BEGIN
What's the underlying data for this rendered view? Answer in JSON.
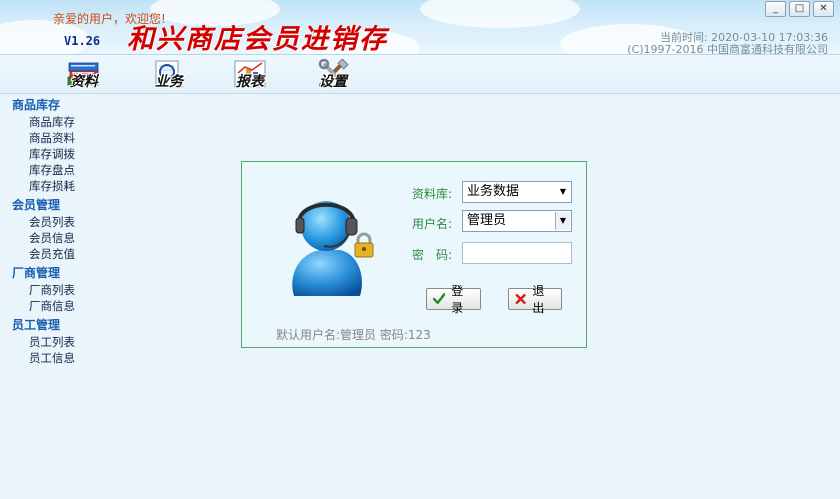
{
  "header": {
    "welcome": "亲爱的用户，欢迎您!",
    "version": "V1.26",
    "app_title": "和兴商店会员进销存",
    "time_label": "当前时间:",
    "time_value": "2020-03-10 17:03:36",
    "copyright": "(C)1997-2016 中国商富通科技有限公司"
  },
  "window_controls": {
    "minimize": "_",
    "restore": "□",
    "close": "✕"
  },
  "toolbar": [
    {
      "label": "资料",
      "icon": "books-icon"
    },
    {
      "label": "业务",
      "icon": "magnifier-icon"
    },
    {
      "label": "报表",
      "icon": "report-chart-icon"
    },
    {
      "label": "设置",
      "icon": "tools-icon"
    }
  ],
  "sidebar": {
    "groups": [
      {
        "title": "商品库存",
        "items": [
          "商品库存",
          "商品资料",
          "库存调拨",
          "库存盘点",
          "库存损耗"
        ]
      },
      {
        "title": "会员管理",
        "items": [
          "会员列表",
          "会员信息",
          "会员充值"
        ]
      },
      {
        "title": "厂商管理",
        "items": [
          "厂商列表",
          "厂商信息"
        ]
      },
      {
        "title": "员工管理",
        "items": [
          "员工列表",
          "员工信息"
        ]
      }
    ]
  },
  "login": {
    "db_label": "资料库:",
    "db_value": "业务数据",
    "user_label": "用户名:",
    "user_value": "管理员",
    "pwd_label": "密　码:",
    "pwd_value": "",
    "login_button": "登录",
    "exit_button": "退出",
    "hint": "默认用户名:管理员 密码:123",
    "avatar_icon": "user-headset-icon",
    "lock_icon": "lock-icon"
  },
  "colors": {
    "title_red": "#d40000",
    "welcome_orange": "#d14a14",
    "version_blue": "#0f2f8c",
    "sidebar_head_blue": "#1b5fb0",
    "login_label_green": "#2c8a3a",
    "panel_border_green": "#54a86a",
    "page_bg": "#e9f4fb"
  }
}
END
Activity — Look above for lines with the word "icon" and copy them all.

Response area —
      "icon": "books-icon"
      "icon": "magnifier-icon"
      "icon": "report-chart-icon"
      "icon": "tools-icon"
    "avatar_icon": "user-headset-icon",
    "lock_icon": "lock-icon"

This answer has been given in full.